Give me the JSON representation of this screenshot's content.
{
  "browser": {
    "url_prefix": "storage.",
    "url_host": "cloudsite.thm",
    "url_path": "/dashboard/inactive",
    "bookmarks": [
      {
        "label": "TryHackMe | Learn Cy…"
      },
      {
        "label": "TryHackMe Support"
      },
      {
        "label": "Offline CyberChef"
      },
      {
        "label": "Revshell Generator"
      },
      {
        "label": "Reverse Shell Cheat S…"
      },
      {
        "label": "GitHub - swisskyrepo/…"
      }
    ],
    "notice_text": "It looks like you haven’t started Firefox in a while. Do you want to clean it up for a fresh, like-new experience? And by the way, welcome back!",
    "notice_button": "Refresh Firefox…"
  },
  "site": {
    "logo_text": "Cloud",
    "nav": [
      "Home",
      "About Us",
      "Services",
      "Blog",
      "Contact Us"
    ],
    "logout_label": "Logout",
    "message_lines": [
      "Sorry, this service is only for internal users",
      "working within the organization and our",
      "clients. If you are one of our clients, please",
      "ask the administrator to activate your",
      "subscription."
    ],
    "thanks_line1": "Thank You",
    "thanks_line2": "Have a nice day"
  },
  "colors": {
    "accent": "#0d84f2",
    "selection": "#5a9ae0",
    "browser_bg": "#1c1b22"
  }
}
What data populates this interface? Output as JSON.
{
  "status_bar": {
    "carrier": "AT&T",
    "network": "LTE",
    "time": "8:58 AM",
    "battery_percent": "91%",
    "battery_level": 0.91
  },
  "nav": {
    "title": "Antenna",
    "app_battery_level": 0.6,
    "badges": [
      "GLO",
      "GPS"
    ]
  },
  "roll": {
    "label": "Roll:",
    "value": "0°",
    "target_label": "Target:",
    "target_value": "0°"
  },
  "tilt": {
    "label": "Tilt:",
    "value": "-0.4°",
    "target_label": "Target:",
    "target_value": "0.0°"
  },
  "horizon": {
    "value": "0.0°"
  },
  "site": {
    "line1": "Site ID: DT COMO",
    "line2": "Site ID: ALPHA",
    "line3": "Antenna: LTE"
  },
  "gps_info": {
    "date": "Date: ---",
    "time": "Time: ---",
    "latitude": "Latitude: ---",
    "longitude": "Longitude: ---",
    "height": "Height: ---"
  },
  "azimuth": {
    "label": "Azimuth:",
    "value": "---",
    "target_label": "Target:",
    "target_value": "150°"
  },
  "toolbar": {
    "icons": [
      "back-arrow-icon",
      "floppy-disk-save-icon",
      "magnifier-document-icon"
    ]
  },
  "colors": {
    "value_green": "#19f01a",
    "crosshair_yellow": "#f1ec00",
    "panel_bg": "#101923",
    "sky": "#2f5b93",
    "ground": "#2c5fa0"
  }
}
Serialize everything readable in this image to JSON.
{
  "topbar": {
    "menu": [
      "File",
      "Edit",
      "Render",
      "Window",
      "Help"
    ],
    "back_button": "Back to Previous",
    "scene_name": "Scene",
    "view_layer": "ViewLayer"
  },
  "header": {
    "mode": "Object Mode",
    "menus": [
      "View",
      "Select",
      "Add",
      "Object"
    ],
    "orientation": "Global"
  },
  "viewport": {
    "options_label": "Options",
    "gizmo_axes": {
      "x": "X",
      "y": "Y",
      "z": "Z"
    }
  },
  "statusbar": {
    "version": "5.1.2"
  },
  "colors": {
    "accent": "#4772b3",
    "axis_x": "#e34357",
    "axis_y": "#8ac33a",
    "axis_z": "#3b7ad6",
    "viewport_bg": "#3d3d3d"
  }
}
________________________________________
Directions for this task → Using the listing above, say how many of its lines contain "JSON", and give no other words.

Final answer → 3